The researchers now plan to transfer the paper inventory to a database that the Spanish government can share with countries with colonial shipwrecks in their waters. León hopes the information his team has gathered will give those countries what they need to safeguard their maritime heritage against unscrupulous treasure hunters who all too often use salvage permits as a cover for more profitable explorations.

“We have to be very careful about the details and positions of some of the ships,” he says. “But the ministry works with countries that have ratified the 2001 Unesco convention [on the protection of the underwater cultural heritage], so they should be countries that aren’t going to use this information to make deals with treasure-hunting firms.”
Anyway, he adds, the big treasure-hunting outfits will not be interested in most of the wrecks on the inventory. “It’s true that the big treasure-hunting firms have spent years doing what we’ve been doing, but only when it comes to the ships that carried huge treasure loads. I don’t think we’d be helping them out much, to be honest.”
The three researchers are now preparing for another deep dive, into the archives and libraries. The Spanish empire was, after all, a very, very large one. “We’ve still got many more areas to go,” says León. “Next year, I’d like to work on Mexico, Colombia, Puerto Rico and Costa Rica so as to kind of finish up the Caribbean area. After that’s it’s on to the Pacific.”

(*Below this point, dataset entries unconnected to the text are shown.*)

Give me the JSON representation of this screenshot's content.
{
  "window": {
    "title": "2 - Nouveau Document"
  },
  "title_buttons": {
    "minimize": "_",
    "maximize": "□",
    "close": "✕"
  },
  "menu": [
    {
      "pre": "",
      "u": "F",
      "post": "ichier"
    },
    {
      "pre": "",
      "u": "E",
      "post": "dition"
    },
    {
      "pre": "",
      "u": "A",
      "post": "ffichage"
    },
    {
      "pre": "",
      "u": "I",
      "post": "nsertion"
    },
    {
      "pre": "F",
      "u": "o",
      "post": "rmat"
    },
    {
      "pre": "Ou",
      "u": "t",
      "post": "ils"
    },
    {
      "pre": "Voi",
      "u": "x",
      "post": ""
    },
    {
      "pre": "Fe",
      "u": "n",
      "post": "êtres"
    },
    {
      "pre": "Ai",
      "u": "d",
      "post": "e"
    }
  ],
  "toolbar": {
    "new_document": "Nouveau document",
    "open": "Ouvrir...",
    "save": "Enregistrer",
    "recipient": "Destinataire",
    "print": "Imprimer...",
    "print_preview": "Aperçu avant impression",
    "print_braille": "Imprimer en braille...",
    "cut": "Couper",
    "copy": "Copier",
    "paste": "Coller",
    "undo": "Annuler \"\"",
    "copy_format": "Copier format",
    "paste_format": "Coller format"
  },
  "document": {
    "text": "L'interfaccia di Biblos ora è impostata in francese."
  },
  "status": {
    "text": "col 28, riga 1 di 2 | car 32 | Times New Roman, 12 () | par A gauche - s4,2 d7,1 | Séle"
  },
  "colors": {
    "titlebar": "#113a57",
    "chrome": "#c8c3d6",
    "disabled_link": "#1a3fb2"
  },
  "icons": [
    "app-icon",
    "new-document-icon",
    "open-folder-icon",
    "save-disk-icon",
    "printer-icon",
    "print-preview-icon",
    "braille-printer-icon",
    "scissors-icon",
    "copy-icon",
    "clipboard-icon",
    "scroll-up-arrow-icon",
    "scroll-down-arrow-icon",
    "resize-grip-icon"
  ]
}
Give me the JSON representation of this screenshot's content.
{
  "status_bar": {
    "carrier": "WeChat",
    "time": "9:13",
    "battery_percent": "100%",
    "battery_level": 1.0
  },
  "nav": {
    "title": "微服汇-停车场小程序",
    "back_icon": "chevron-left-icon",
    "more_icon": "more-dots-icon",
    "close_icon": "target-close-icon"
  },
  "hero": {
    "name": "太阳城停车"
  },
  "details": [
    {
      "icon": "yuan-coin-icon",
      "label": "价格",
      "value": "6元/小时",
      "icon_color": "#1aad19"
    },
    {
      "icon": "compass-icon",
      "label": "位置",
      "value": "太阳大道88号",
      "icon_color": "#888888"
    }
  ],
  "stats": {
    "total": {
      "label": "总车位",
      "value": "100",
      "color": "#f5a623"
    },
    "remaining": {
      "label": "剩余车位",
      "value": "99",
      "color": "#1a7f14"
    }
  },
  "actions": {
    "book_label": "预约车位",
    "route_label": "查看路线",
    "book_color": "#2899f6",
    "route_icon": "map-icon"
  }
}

Should information surface (pun intended!) about their finds - without, of course, locations - we will make it available to our readers..

Until next time, 
                                      Fair Winds,
                                          Old Salt